(Information given):
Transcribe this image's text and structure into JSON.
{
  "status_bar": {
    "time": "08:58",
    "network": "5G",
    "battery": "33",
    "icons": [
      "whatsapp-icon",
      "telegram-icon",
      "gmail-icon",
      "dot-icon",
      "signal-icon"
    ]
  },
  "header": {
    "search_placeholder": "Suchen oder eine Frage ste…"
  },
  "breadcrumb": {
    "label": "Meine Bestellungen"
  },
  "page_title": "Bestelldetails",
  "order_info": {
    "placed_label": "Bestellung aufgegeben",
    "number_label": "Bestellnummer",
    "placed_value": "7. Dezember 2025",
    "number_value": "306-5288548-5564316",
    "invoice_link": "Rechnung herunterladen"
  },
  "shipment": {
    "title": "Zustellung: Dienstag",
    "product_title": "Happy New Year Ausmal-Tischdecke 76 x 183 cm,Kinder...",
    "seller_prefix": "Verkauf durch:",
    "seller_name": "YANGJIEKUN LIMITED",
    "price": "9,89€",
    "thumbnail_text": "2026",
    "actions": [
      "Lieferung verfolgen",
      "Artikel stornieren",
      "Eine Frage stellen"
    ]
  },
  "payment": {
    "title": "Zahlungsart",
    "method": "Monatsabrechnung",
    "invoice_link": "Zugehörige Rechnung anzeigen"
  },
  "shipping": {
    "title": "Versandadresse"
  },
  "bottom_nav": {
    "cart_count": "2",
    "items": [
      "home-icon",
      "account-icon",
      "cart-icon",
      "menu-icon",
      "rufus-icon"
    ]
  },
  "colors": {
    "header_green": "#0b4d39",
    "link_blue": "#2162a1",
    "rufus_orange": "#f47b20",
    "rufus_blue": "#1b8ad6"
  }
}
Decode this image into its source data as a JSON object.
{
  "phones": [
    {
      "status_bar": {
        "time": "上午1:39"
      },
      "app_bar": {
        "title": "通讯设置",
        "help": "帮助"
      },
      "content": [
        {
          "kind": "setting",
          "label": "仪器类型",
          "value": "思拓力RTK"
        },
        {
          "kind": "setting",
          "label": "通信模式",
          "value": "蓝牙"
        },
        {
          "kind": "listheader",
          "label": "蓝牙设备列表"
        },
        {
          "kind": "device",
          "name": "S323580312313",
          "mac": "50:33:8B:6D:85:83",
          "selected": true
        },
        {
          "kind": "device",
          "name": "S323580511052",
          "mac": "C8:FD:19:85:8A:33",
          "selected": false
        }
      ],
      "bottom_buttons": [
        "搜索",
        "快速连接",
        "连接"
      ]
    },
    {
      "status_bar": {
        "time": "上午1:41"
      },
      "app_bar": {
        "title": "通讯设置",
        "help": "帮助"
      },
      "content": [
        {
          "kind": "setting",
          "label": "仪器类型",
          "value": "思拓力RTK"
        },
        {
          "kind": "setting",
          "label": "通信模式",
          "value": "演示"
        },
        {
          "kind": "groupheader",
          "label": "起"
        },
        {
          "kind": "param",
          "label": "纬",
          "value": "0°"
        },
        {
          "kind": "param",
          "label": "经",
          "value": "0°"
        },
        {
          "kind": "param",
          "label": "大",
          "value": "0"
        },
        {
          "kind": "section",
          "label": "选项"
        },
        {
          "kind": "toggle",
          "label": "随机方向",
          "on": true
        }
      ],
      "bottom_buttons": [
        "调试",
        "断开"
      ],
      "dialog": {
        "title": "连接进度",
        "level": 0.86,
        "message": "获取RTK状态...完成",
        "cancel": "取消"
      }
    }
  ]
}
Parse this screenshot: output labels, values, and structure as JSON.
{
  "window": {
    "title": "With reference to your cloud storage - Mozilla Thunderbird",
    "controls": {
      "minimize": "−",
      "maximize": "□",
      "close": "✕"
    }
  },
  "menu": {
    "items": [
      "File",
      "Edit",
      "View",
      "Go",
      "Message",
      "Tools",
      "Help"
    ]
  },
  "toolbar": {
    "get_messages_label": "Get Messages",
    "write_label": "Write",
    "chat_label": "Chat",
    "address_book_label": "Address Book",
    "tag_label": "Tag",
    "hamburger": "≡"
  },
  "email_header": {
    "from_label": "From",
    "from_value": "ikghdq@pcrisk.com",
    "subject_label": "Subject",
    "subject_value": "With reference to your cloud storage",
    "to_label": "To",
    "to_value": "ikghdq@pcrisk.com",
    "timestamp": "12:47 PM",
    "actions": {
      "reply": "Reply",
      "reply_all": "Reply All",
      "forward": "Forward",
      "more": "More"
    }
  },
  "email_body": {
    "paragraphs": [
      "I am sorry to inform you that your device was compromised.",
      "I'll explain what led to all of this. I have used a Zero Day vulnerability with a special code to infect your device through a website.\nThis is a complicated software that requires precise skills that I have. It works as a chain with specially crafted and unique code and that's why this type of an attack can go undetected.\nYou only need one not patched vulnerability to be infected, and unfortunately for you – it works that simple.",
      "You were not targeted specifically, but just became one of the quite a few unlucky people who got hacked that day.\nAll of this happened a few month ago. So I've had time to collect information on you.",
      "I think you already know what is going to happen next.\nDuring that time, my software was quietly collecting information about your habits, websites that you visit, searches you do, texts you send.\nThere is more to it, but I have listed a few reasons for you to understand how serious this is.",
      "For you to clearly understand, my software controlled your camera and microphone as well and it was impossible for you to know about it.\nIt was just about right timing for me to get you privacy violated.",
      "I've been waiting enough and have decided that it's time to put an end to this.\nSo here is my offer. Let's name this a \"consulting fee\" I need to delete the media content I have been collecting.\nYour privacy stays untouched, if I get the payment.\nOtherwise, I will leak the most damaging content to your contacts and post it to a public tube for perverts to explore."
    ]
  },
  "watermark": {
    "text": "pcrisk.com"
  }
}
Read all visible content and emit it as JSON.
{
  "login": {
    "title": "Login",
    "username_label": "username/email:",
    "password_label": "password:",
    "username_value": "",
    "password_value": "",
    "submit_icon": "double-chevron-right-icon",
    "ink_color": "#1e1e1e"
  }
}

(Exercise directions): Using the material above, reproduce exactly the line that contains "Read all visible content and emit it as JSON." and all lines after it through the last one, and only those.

(Expected output):
Read all visible content and emit it as JSON.
{
  "login": {
    "title": "Login",
    "username_label": "username/email:",
    "password_label": "password:",
    "username_value": "",
    "password_value": "",
    "submit_icon": "double-chevron-right-icon",
    "ink_color": "#1e1e1e"
  }
}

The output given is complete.